The Monday was our last day and we stayed in the main town for it. We shopped and looked in most of the jewellery stores to find me a birthday present. The Cook Islands are famous for their black pearls and we looked at pendants, bracelets and rings. Finally we settled on a really classy silver ring with a dark blue/green pearl. It fit me perfectly, but it turned out my hands were a bit swollen in the heat because when I got back to NZ it was too big! I shopped for a few small souvenirs, but not many because food there was really expensive so I had pretty much run out of money. I got the obligatory seashell souvenir and a fridge magnet to add to my collection. Then we pretty much just had to pack up our things and wait until our very late flight at 2am. It wasn't really a fun wait. There is a hotel with a restaurant and bar across the road from the little airport and it was awful.
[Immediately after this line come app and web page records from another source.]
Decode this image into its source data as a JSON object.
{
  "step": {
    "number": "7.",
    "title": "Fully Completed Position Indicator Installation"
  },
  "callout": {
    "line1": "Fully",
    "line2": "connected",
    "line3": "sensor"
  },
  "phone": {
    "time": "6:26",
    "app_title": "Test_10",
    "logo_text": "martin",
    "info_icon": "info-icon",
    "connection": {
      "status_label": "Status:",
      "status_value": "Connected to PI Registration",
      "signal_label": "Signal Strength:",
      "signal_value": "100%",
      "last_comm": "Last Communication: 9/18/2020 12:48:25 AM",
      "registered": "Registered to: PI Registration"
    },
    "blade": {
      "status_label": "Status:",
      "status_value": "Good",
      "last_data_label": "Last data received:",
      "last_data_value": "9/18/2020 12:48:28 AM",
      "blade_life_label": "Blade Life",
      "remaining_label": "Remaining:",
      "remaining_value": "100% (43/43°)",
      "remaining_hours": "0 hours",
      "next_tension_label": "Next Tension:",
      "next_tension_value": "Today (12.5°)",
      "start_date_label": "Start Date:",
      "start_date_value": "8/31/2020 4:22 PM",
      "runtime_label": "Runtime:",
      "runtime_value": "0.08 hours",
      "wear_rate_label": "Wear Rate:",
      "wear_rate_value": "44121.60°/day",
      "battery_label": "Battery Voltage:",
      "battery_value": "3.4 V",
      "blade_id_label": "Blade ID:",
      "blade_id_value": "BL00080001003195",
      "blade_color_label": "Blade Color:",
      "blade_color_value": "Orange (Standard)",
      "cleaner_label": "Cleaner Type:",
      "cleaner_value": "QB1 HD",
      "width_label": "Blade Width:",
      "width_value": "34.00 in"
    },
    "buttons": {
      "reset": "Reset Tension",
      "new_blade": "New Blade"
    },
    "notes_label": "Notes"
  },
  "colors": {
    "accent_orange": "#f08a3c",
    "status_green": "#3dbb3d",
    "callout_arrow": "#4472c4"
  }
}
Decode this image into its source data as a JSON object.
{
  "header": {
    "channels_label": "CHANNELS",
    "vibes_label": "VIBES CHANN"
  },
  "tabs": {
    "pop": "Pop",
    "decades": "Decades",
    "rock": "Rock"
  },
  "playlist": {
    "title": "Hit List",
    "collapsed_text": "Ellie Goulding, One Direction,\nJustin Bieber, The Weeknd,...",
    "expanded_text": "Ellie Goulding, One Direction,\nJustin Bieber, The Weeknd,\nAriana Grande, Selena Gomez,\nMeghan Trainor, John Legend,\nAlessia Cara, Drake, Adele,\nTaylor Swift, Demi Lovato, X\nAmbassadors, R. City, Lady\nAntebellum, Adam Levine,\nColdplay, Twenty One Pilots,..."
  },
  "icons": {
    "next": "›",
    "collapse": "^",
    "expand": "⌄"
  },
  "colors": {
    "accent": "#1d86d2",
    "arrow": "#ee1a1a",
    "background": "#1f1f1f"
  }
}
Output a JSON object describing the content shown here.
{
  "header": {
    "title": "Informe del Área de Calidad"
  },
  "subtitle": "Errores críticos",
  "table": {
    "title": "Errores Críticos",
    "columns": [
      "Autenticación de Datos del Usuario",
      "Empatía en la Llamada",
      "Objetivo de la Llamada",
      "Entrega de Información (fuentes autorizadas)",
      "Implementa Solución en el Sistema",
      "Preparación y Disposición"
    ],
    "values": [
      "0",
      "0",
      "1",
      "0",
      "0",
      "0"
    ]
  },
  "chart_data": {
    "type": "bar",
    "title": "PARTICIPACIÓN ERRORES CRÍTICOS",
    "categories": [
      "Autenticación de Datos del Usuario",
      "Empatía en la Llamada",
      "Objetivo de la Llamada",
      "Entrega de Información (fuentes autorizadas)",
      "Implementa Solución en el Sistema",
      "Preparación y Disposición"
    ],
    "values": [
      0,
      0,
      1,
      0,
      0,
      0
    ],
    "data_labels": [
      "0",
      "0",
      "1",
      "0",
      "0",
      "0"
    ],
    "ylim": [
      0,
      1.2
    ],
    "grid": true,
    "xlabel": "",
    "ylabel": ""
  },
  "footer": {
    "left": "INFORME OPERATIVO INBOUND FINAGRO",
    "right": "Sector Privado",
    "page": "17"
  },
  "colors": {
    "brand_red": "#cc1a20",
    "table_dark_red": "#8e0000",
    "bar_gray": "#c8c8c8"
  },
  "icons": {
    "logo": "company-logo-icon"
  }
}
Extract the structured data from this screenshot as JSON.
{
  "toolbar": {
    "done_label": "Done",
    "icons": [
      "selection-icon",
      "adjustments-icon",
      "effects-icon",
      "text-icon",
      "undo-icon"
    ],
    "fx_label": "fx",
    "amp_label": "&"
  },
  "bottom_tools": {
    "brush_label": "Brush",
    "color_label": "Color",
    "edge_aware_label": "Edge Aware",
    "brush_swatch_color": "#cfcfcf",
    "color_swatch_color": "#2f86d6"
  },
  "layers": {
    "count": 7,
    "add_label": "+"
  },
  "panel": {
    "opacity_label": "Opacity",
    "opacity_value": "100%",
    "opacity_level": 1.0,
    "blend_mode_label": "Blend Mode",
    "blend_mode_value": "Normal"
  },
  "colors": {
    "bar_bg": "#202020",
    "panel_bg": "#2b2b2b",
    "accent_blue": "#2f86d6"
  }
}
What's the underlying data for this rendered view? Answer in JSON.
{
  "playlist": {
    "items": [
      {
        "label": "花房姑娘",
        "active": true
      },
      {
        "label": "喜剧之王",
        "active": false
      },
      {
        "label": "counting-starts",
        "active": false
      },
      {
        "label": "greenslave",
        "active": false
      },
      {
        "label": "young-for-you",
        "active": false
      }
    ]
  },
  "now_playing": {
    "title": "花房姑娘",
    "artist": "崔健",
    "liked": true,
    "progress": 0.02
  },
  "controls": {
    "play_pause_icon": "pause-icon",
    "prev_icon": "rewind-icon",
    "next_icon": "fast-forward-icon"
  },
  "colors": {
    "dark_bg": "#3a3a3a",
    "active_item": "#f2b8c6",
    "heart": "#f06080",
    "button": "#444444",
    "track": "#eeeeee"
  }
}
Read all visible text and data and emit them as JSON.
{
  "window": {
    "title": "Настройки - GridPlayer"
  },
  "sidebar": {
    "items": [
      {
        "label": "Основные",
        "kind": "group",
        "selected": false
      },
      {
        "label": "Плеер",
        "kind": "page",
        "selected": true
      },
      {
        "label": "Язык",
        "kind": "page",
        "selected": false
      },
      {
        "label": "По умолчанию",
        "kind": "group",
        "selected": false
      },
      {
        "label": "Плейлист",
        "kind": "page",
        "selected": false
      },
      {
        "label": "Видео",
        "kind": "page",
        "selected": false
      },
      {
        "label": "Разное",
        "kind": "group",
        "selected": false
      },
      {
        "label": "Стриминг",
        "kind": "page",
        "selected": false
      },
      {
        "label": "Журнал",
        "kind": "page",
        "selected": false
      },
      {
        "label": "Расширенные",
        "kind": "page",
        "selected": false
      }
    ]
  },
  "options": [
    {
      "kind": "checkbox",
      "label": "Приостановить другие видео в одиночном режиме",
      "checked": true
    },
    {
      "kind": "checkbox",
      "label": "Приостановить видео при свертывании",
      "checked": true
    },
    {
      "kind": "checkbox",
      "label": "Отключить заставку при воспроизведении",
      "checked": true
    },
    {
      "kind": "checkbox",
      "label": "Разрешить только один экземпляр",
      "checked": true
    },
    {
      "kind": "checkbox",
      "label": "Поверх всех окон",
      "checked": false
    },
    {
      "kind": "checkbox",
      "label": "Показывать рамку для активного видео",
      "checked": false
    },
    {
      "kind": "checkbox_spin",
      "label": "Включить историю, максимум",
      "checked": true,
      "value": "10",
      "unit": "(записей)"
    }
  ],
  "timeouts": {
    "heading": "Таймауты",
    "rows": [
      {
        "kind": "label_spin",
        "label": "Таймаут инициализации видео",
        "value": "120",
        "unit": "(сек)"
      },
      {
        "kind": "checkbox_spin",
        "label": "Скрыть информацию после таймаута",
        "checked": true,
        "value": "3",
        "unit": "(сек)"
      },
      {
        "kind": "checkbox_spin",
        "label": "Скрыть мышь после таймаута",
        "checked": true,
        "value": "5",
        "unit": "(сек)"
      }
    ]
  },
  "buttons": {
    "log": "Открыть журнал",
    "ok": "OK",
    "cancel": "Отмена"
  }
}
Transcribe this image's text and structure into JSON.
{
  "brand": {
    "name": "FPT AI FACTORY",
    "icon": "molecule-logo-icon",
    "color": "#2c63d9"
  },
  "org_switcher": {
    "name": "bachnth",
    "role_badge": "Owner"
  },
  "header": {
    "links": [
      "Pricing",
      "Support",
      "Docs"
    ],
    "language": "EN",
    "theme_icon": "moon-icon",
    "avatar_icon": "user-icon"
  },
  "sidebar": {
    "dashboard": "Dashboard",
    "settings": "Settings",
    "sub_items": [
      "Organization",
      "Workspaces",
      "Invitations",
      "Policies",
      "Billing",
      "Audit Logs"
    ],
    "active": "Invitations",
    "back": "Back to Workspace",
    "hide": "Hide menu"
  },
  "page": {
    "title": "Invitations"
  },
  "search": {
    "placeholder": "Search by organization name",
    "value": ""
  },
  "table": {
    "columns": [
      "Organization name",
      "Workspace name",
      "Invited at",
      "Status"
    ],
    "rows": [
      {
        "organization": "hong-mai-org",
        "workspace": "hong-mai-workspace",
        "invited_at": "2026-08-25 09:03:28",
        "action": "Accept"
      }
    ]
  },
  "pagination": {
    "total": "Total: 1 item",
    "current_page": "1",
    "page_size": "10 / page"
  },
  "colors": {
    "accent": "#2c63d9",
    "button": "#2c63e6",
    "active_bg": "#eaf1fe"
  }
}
The pizza was awful, the music was bad, the ice-cream sundae was not even as good as a MacDonald's one and the service was not great. When it was late enough to check in for our flight, we discovered that Nathan's new passport didn't have his NZ visa information so that was a huge hassle! But finally we were on our way, we had a long uncomfortable jetstar flight back home, and arrived in Welly to a broken down car (it just needed a new key, it's all better now).

So that was my birthday holiday, feels like forever ago. It has been a pretty hectic month since, but I'm done writing for today so maybe I'll talk about that another time. I will add photos soon - they are on my computer in Wellington and I am in Invers right now so that will have to wait.